> Work instruction
Your response should be every line from the entries that includes the string "price".
== Source information ==
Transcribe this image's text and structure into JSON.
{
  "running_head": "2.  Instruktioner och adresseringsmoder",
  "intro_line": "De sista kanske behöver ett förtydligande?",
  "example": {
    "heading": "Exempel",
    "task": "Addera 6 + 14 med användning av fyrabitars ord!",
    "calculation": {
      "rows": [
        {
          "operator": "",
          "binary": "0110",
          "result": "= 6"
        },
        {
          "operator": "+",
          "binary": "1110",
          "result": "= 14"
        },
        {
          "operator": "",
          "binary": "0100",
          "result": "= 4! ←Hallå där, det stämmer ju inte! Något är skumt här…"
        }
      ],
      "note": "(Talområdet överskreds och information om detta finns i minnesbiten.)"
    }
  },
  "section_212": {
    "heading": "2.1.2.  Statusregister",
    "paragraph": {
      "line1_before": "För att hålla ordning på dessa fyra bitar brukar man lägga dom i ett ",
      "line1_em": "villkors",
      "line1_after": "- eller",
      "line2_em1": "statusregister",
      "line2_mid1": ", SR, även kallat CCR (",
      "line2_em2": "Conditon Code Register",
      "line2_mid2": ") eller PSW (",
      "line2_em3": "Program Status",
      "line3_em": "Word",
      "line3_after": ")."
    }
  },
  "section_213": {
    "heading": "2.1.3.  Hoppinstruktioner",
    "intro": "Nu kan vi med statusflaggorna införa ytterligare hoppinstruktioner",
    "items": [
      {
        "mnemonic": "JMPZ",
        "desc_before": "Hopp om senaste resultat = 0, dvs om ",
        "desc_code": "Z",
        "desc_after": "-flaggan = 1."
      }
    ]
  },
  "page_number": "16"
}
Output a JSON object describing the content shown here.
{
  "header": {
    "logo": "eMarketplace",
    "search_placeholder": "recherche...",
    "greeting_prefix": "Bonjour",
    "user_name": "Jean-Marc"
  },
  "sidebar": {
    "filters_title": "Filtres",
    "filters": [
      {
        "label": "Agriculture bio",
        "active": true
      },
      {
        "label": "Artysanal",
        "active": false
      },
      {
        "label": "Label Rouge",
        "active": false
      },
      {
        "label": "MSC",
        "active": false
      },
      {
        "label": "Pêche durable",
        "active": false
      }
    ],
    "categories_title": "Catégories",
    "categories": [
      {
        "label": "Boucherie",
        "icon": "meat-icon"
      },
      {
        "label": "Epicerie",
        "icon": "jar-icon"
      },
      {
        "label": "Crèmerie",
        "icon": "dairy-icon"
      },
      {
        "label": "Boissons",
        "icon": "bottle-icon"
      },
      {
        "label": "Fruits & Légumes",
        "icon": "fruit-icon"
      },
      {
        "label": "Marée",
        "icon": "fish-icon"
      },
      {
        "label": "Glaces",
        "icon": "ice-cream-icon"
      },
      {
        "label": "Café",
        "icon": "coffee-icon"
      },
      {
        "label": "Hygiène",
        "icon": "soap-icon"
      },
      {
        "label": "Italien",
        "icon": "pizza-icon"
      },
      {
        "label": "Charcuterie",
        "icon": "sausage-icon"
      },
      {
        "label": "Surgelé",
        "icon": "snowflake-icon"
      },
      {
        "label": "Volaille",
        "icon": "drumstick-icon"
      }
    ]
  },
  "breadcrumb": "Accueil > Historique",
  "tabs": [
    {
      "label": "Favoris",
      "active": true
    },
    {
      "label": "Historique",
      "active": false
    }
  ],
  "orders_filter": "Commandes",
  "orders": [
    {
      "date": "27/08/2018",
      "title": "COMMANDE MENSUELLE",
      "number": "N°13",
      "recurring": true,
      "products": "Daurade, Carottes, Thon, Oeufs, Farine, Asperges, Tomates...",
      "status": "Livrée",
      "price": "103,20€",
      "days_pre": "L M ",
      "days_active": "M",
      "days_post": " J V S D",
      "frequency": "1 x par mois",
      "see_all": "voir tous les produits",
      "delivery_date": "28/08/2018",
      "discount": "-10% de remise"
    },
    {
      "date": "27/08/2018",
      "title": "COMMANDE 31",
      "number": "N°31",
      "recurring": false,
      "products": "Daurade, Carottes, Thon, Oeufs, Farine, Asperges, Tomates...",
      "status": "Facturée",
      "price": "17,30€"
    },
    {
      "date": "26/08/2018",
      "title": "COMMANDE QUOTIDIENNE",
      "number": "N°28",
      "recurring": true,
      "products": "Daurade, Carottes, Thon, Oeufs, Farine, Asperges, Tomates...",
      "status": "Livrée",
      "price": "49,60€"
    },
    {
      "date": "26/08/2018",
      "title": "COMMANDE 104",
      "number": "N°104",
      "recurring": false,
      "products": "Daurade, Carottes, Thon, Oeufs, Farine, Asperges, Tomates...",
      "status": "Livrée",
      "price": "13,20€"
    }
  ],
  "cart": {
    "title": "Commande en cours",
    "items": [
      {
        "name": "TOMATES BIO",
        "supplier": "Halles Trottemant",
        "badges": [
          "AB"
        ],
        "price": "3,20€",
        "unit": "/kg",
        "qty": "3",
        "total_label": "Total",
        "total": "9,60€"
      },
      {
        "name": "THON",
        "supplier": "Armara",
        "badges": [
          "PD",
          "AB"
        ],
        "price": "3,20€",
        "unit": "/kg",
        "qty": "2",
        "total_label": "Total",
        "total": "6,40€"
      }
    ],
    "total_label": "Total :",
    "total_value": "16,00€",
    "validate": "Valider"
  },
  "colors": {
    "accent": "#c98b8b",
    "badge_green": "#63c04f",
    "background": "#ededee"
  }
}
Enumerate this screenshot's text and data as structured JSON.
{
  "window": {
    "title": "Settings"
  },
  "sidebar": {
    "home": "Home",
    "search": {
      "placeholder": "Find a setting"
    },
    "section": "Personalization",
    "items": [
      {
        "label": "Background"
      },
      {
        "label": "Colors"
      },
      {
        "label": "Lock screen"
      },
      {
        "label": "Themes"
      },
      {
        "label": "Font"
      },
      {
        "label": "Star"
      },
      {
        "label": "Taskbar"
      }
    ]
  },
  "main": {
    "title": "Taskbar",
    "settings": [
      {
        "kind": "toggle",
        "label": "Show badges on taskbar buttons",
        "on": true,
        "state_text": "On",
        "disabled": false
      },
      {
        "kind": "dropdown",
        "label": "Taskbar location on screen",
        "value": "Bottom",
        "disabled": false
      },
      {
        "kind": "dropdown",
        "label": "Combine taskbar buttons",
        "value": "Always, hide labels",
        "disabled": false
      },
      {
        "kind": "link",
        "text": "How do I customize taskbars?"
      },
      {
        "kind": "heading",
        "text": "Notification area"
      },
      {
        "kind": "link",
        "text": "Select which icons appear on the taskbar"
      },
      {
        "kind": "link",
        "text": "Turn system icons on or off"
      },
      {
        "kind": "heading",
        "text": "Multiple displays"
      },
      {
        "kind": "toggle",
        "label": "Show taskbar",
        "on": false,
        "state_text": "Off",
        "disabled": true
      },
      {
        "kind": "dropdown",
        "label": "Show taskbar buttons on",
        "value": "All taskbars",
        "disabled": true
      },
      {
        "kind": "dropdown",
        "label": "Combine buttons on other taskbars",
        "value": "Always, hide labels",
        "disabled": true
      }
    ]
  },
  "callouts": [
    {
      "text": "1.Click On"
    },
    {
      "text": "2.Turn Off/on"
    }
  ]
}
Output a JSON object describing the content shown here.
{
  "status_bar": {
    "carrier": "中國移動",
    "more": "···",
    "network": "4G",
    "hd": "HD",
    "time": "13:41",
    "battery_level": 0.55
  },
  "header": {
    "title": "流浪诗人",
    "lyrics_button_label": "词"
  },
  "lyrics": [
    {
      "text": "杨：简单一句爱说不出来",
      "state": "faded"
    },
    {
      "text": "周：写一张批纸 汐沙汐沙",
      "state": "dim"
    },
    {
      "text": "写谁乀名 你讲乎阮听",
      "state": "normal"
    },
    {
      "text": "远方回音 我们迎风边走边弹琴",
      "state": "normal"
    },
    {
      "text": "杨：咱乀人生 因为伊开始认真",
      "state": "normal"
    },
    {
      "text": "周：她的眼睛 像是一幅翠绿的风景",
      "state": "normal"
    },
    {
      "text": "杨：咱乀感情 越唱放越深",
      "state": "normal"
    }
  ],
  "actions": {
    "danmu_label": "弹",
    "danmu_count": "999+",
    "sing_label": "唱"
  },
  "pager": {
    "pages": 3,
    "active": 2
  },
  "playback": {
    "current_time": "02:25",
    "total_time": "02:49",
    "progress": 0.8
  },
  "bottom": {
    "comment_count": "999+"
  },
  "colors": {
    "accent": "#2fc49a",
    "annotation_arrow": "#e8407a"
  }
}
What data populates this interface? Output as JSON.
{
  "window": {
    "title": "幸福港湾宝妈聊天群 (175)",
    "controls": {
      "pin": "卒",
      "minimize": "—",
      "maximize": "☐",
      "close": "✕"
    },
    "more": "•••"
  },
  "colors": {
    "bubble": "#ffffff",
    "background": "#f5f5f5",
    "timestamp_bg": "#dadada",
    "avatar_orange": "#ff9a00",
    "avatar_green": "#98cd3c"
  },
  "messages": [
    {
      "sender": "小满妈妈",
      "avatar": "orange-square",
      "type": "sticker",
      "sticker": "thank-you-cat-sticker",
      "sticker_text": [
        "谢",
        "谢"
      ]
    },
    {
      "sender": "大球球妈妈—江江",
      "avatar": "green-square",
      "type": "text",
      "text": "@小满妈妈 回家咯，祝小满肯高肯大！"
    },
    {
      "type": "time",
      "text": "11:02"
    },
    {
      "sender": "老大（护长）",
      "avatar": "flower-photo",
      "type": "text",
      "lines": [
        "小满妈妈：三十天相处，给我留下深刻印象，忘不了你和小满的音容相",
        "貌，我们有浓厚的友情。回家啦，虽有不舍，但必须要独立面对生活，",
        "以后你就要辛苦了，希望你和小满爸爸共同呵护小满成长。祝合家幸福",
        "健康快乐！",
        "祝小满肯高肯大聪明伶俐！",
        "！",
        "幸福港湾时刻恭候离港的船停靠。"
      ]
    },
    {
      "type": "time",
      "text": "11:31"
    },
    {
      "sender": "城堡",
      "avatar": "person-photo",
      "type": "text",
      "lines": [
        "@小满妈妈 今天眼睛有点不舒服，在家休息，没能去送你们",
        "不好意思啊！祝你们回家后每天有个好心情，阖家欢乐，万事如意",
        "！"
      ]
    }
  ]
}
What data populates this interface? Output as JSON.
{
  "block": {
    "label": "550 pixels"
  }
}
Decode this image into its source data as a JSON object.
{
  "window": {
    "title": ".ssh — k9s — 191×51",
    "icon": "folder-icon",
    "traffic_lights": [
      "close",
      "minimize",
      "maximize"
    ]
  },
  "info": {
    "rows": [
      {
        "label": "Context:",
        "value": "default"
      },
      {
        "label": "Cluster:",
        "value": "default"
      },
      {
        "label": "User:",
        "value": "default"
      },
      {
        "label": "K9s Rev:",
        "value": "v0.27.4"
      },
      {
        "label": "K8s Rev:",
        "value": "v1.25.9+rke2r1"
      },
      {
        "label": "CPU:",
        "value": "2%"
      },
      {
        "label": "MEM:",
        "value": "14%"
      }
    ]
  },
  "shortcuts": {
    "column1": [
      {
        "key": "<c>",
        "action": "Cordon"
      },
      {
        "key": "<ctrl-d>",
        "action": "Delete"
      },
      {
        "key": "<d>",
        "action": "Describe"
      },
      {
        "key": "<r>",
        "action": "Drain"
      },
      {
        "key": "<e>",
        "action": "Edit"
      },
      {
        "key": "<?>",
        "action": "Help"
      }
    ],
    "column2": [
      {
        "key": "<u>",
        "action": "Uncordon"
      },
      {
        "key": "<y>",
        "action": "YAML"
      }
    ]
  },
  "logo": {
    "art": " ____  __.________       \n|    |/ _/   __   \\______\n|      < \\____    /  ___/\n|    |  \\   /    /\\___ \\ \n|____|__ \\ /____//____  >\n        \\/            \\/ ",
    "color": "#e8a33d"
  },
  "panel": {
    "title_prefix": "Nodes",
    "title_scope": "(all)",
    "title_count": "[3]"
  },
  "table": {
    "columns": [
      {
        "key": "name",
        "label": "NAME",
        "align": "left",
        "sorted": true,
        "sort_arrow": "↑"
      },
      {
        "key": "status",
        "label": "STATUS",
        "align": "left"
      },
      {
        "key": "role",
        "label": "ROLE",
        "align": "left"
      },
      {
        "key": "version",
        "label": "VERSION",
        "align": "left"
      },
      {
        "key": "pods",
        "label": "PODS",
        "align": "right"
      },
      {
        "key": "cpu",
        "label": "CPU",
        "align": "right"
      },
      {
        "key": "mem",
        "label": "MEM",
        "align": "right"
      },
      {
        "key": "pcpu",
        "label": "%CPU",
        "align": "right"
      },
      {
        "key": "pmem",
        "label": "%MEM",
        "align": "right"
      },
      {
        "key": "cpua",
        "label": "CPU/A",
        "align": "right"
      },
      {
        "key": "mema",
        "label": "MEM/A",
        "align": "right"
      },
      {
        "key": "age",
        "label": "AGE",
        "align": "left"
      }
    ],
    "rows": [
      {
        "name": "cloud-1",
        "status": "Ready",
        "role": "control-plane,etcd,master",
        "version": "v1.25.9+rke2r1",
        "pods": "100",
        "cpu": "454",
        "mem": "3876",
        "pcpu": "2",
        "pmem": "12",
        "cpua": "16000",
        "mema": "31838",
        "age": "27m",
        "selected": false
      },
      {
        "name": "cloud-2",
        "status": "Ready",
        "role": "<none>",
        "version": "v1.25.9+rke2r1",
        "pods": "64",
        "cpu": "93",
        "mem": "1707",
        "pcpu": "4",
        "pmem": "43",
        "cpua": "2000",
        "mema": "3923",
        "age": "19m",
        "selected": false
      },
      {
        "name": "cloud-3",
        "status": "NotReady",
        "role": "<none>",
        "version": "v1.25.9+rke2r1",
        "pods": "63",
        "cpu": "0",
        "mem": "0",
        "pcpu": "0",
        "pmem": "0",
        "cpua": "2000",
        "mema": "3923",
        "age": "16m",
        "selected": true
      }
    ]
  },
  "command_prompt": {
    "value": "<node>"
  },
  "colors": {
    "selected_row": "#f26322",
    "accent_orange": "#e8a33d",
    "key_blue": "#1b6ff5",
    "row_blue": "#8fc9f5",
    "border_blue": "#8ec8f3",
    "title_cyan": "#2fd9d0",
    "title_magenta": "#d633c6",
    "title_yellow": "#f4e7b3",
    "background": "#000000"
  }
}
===
> Answer section
      "price": "103,20€",
      "price": "17,30€"
      "price": "49,60€"
      "price": "13,20€"
        "price": "3,20€",
        "price": "3,20€",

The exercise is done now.